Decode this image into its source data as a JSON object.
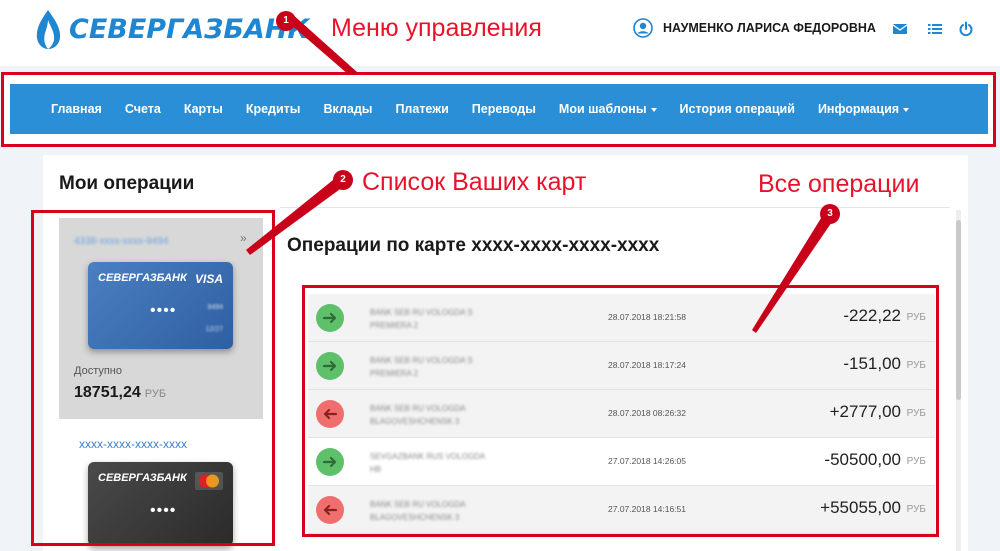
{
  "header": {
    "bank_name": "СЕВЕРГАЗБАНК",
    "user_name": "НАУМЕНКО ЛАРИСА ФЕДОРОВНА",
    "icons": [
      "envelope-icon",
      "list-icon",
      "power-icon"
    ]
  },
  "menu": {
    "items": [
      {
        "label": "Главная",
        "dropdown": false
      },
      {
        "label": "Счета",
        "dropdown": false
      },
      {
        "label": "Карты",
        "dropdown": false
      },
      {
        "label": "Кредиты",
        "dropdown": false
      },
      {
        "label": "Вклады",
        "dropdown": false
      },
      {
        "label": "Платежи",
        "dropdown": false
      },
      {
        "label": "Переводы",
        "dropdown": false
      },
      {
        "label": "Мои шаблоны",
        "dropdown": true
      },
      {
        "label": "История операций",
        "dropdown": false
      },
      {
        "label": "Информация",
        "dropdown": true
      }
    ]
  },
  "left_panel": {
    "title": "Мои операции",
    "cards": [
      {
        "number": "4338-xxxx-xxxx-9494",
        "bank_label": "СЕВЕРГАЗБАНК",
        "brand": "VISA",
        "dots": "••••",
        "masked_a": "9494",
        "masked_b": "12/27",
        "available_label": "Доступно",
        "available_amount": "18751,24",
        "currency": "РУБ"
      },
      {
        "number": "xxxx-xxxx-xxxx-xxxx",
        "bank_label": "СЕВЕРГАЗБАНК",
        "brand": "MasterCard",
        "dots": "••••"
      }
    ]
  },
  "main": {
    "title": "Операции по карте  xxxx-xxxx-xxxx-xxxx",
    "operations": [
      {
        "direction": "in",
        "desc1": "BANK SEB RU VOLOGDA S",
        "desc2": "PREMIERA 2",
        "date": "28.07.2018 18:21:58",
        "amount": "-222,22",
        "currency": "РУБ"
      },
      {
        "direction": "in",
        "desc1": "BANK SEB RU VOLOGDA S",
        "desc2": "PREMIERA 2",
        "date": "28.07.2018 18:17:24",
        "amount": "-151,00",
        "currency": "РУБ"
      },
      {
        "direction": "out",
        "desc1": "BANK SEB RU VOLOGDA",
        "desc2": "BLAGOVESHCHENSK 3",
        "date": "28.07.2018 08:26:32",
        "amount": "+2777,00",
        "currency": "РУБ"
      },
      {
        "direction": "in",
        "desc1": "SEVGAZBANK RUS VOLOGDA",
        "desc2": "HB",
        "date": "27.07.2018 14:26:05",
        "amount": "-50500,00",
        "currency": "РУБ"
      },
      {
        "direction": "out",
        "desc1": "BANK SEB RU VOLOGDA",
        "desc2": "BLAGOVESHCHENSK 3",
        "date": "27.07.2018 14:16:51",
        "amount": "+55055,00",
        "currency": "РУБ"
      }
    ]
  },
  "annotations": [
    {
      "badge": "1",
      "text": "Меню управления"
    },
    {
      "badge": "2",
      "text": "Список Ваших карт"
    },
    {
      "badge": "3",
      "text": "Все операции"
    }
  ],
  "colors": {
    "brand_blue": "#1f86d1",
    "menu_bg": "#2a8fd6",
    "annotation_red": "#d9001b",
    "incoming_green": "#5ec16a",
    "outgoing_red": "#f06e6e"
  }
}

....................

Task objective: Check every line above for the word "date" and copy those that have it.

Solution for this problem:
        "date": "28.07.2018 18:21:58",
        "date": "28.07.2018 18:17:24",
        "date": "28.07.2018 08:26:32",
        "date": "27.07.2018 14:26:05",
        "date": "27.07.2018 14:16:51",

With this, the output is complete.